Task prompt
A line belongs in the answer if it contains "Ctrl"; copy every such line from the entries below.

Information provided Start Marker

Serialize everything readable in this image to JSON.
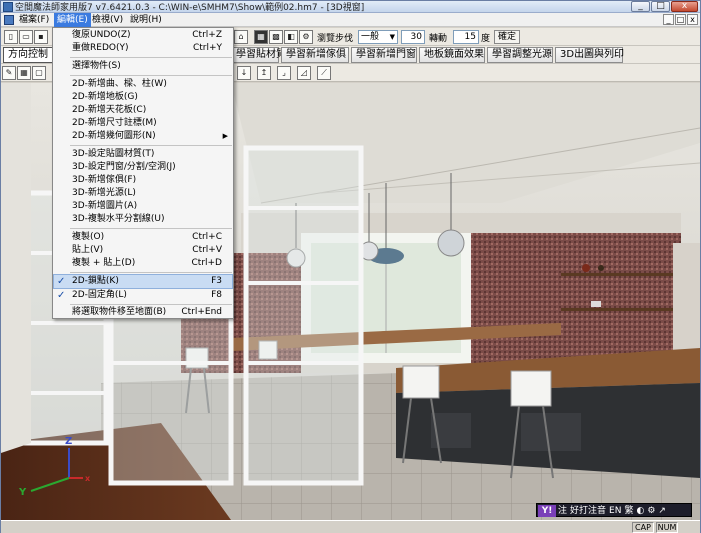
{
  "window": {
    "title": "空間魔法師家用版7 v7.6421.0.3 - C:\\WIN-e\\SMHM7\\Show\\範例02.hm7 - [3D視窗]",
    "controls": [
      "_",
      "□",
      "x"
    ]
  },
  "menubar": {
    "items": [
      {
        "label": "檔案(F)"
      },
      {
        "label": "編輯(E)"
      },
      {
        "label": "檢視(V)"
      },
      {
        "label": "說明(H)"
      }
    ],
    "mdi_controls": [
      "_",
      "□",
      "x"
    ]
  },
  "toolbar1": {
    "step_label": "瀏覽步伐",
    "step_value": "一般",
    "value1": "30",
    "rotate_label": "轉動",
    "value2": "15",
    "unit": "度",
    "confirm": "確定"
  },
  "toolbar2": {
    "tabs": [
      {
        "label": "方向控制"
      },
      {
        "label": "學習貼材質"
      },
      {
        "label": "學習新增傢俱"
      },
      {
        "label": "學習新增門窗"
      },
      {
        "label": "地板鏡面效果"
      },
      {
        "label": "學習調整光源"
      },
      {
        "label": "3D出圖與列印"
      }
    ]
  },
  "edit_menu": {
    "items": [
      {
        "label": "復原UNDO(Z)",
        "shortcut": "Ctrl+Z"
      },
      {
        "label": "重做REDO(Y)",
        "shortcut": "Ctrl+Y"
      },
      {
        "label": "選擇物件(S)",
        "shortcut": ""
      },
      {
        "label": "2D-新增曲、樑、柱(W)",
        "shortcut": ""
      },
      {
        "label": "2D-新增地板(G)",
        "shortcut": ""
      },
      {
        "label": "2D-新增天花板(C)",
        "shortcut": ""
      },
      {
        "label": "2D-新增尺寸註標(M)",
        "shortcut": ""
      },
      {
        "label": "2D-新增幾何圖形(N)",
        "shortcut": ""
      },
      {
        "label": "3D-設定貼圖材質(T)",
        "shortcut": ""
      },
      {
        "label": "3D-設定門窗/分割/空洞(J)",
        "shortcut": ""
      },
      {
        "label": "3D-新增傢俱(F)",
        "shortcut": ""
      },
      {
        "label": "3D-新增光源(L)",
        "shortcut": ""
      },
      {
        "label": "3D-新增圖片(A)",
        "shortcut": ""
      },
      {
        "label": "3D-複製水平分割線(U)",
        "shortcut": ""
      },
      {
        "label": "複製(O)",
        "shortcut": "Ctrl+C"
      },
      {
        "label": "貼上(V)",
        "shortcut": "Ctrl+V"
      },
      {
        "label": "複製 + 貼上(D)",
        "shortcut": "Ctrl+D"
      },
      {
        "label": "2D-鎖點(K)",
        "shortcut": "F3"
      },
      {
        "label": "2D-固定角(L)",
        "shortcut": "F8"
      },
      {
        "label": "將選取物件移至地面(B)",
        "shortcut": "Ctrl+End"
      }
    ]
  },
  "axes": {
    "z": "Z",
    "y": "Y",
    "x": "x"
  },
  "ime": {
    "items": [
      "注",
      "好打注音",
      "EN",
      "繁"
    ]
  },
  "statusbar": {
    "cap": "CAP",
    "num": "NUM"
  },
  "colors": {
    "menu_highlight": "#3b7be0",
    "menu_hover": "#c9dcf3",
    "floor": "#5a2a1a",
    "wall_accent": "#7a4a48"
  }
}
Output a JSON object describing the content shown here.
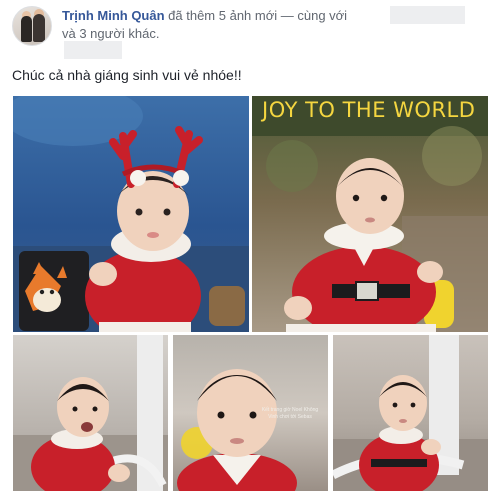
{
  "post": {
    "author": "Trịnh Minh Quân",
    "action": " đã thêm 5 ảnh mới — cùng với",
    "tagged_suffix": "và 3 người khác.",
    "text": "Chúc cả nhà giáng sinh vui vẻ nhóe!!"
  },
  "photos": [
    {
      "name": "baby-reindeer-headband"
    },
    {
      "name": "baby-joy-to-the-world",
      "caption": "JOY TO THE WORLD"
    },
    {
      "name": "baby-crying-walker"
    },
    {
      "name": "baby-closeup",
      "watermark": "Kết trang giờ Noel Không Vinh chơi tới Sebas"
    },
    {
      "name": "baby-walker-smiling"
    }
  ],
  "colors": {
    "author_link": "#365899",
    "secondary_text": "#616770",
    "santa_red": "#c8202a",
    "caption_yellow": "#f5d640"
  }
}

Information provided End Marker

Answer to this exercise
        "shortcut": "Ctrl+Z"
        "shortcut": "Ctrl+Y"
        "shortcut": "Ctrl+C"
        "shortcut": "Ctrl+V"
        "shortcut": "Ctrl+D"
        "shortcut": "Ctrl+End"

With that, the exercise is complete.